A Bouquet of Garden Blogs

There are so many garden blogs that it boggles the mind. In my little town, there are three garden blog writers that I know about + Miss R which isn’t really about gardening. Sometimes it seems as if there’s as many garden blogs as there are gardeners. How do you find a garden blog you want to follow or a writer you’d like to read?

This past winter, when I was exploring Web 2.0 with a vengeance, I met Stuart Robinson (@bussogardener) via Twitter. He was always winding up his day as I was starting mine–he’s in Australia–and we had some very lively exchanges.

Stuart is the creator of Blotanical which houses and showcases garden blogs from around the world. He graciously invited Miss R to join–and I did. Spend some time there and you won’t believe the diversity of ideas, opinions, advice and gardens you’ll find. Thanks, Stuart.

Why not Wisteria?

As beautiful and romantic as it is…


Here’s why I never recommend it, plain and simple.

Wisteria escaped from a garden climbing a very large Picea abies on my block

There are wisteria vines choking out, shading foliage and pulling down garden structures in more places in New Jersey than I care to relate.

My Studio

This photo was taken last fall. My converted sunporch studio is unheated but full of light and looks out to the neighborhood. At one end my drafting table spans its width, at the other books, catalogs, plans and client files. In the winter or when it’s cold–like today–I work on a large round oak table in the dining room that was my mother’s–but this is where I work during late spring, summer and most of fall.

My drafting table is at the other end of the narrow sun porch that serves as a three season studio

Above the desk, along with a black clay cherub collected in Mexico, hang two quotes. One from Raymond Jungles, ‘let what it wants to be, become what it is’ and the other from Marcel Proust…’Let us be grateful to the people who make us happy, they are the charming gardeners who make our souls blossom…’

Why Fit In?

I have never fit in. There have been times, like when I was in high school, where fitting in seemed important, so I tried. I still didn’t really fit in–there was always the nagging sensation that I wasn’t really being authentic.

As I grew and evolved as a designer, I learned to get used to blunt critique and/or praise of my work and view it with my own value meter. Reject what I didn’t believe, embrace what I did. This process also made me more secure in who I was as a person. The nagging sensation of not being authentic mostly disappeared. What didn’t disappear, however, is the fact that I still don’t really fit neatly into any ready categories that people seem to need to organize their thoughts, lives and ideas.

Miss R doesn’t really fit in either. It’s not a garden blog–although I sometimes write about gardens and post garden pictures. It’s not a design blog, although I certainly explore that also. It’s not a blog of personal revelation, but that is definitely a component. It’s not a blog about process either. It doesn’t fit in.
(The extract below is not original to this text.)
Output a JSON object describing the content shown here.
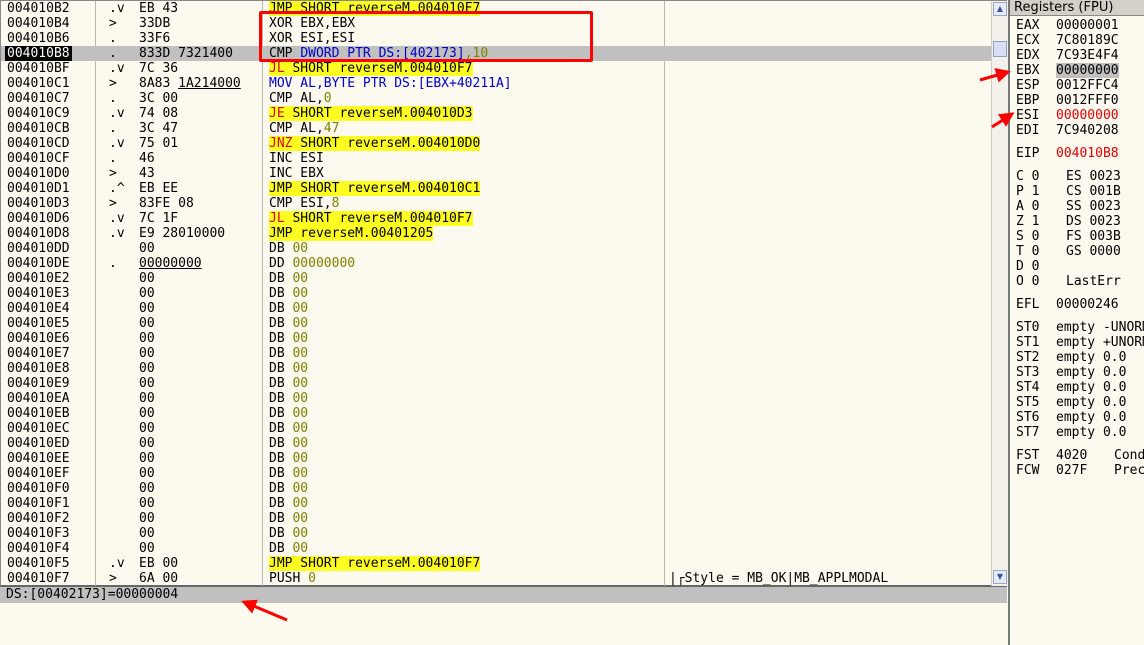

It is a blog about the thoughts, ideas, images, work, people and places that fill my creative life. I’m standing in the middle of my life as individual as ever, as unable to fit neatly into anyone’s categories as I ever was. The difference is that I now know that’s because I don’t need to. I am authentically me.